* REQUIRED ACTION
Every line below must be reproduced exactly. Copy them all.

(Data records for software interfaces)
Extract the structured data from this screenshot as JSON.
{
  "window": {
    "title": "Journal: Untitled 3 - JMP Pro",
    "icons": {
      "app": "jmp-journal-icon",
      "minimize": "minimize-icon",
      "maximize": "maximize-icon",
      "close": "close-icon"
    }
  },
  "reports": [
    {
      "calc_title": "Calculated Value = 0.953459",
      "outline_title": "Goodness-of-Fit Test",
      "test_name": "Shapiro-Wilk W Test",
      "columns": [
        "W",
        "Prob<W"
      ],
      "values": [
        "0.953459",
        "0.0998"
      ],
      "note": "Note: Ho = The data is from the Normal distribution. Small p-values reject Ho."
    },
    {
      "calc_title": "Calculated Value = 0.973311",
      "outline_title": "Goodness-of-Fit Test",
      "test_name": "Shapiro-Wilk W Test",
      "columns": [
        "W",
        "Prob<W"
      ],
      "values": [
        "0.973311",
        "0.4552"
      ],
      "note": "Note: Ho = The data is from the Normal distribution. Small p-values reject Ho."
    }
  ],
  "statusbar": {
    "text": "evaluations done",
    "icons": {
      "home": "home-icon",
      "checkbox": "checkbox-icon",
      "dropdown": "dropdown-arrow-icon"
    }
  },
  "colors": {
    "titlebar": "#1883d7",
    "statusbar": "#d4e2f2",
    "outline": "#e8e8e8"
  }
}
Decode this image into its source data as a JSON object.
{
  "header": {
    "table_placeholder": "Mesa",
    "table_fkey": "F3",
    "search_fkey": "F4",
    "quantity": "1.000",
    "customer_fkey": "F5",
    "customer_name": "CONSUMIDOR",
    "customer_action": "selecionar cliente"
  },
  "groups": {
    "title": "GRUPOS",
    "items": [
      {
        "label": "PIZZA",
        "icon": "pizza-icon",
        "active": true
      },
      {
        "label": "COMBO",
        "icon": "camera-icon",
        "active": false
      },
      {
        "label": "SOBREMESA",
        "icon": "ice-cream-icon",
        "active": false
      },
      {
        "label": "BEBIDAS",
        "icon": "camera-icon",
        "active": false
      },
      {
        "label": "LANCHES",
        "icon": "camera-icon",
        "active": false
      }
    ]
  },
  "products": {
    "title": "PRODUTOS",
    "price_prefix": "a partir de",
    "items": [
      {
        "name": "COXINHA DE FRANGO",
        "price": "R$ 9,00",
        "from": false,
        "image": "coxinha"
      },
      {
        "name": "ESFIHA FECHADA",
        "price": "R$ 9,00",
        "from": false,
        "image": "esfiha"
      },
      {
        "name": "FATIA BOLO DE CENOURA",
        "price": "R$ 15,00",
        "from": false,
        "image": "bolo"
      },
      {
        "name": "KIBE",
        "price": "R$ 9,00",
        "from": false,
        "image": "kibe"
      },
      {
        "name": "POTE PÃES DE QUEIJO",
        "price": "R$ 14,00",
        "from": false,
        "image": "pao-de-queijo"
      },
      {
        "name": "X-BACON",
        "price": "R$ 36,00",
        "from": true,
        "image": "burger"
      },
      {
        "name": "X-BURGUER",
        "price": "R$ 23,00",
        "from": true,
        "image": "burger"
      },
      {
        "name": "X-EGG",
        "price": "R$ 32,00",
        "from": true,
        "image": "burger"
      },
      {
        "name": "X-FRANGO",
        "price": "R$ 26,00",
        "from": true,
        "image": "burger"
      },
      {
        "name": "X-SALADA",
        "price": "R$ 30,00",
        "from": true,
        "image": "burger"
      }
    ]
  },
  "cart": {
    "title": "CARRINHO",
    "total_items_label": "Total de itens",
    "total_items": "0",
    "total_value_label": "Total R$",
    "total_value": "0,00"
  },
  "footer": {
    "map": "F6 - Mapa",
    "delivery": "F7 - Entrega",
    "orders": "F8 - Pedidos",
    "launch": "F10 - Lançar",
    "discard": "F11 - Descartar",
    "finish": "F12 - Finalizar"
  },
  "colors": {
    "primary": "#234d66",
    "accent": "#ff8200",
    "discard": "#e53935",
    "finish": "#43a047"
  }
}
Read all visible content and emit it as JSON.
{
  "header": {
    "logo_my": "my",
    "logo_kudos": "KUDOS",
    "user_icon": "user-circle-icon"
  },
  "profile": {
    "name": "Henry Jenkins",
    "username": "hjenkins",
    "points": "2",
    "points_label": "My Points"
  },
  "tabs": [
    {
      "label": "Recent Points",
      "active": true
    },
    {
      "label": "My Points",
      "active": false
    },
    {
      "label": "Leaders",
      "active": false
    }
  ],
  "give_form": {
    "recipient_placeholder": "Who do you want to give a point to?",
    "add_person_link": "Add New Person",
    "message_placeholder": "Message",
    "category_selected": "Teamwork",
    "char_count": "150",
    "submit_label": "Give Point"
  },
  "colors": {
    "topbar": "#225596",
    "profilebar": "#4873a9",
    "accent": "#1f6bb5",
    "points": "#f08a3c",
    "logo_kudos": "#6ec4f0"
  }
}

* RESPONSE TO THE EXERCISE
Extract the structured data from this screenshot as JSON.
{
  "window": {
    "title": "Journal: Untitled 3 - JMP Pro",
    "icons": {
      "app": "jmp-journal-icon",
      "minimize": "minimize-icon",
      "maximize": "maximize-icon",
      "close": "close-icon"
    }
  },
  "reports": [
    {
      "calc_title": "Calculated Value = 0.953459",
      "outline_title": "Goodness-of-Fit Test",
      "test_name": "Shapiro-Wilk W Test",
      "columns": [
        "W",
        "Prob<W"
      ],
      "values": [
        "0.953459",
        "0.0998"
      ],
      "note": "Note: Ho = The data is from the Normal distribution. Small p-values reject Ho."
    },
    {
      "calc_title": "Calculated Value = 0.973311",
      "outline_title": "Goodness-of-Fit Test",
      "test_name": "Shapiro-Wilk W Test",
      "columns": [
        "W",
        "Prob<W"
      ],
      "values": [
        "0.973311",
        "0.4552"
      ],
      "note": "Note: Ho = The data is from the Normal distribution. Small p-values reject Ho."
    }
  ],
  "statusbar": {
    "text": "evaluations done",
    "icons": {
      "home": "home-icon",
      "checkbox": "checkbox-icon",
      "dropdown": "dropdown-arrow-icon"
    }
  },
  "colors": {
    "titlebar": "#1883d7",
    "statusbar": "#d4e2f2",
    "outline": "#e8e8e8"
  }
}
Decode this image into its source data as a JSON object.
{
  "header": {
    "table_placeholder": "Mesa",
    "table_fkey": "F3",
    "search_fkey": "F4",
    "quantity": "1.000",
    "customer_fkey": "F5",
    "customer_name": "CONSUMIDOR",
    "customer_action": "selecionar cliente"
  },
  "groups": {
    "title": "GRUPOS",
    "items": [
      {
        "label": "PIZZA",
        "icon": "pizza-icon",
        "active": true
      },
      {
        "label": "COMBO",
        "icon": "camera-icon",
        "active": false
      },
      {
        "label": "SOBREMESA",
        "icon": "ice-cream-icon",
        "active": false
      },
      {
        "label": "BEBIDAS",
        "icon": "camera-icon",
        "active": false
      },
      {
        "label": "LANCHES",
        "icon": "camera-icon",
        "active": false
      }
    ]
  },
  "products": {
    "title": "PRODUTOS",
    "price_prefix": "a partir de",
    "items": [
      {
        "name": "COXINHA DE FRANGO",
        "price": "R$ 9,00",
        "from": false,
        "image": "coxinha"
      },
      {
        "name": "ESFIHA FECHADA",
        "price": "R$ 9,00",
        "from": false,
        "image": "esfiha"
      },
      {
        "name": "FATIA BOLO DE CENOURA",
        "price": "R$ 15,00",
        "from": false,
        "image": "bolo"
      },
      {
        "name": "KIBE",
        "price": "R$ 9,00",
        "from": false,
        "image": "kibe"
      },
      {
        "name": "POTE PÃES DE QUEIJO",
        "price": "R$ 14,00",
        "from": false,
        "image": "pao-de-queijo"
      },
      {
        "name": "X-BACON",
        "price": "R$ 36,00",
        "from": true,
        "image": "burger"
      },
      {
        "name": "X-BURGUER",
        "price": "R$ 23,00",
        "from": true,
        "image": "burger"
      },
      {
        "name": "X-EGG",
        "price": "R$ 32,00",
        "from": true,
        "image": "burger"
      },
      {
        "name": "X-FRANGO",
        "price": "R$ 26,00",
        "from": true,
        "image": "burger"
      },
      {
        "name": "X-SALADA",
        "price": "R$ 30,00",
        "from": true,
        "image": "burger"
      }
    ]
  },
  "cart": {
    "title": "CARRINHO",
    "total_items_label": "Total de itens",
    "total_items": "0",
    "total_value_label": "Total R$",
    "total_value": "0,00"
  },
  "footer": {
    "map": "F6 - Mapa",
    "delivery": "F7 - Entrega",
    "orders": "F8 - Pedidos",
    "launch": "F10 - Lançar",
    "discard": "F11 - Descartar",
    "finish": "F12 - Finalizar"
  },
  "colors": {
    "primary": "#234d66",
    "accent": "#ff8200",
    "discard": "#e53935",
    "finish": "#43a047"
  }
}
Read all visible content and emit it as JSON.
{
  "header": {
    "logo_my": "my",
    "logo_kudos": "KUDOS",
    "user_icon": "user-circle-icon"
  },
  "profile": {
    "name": "Henry Jenkins",
    "username": "hjenkins",
    "points": "2",
    "points_label": "My Points"
  },
  "tabs": [
    {
      "label": "Recent Points",
      "active": true
    },
    {
      "label": "My Points",
      "active": false
    },
    {
      "label": "Leaders",
      "active": false
    }
  ],
  "give_form": {
    "recipient_placeholder": "Who do you want to give a point to?",
    "add_person_link": "Add New Person",
    "message_placeholder": "Message",
    "category_selected": "Teamwork",
    "char_count": "150",
    "submit_label": "Give Point"
  },
  "colors": {
    "topbar": "#225596",
    "profilebar": "#4873a9",
    "accent": "#1f6bb5",
    "points": "#f08a3c",
    "logo_kudos": "#6ec4f0"
  }
}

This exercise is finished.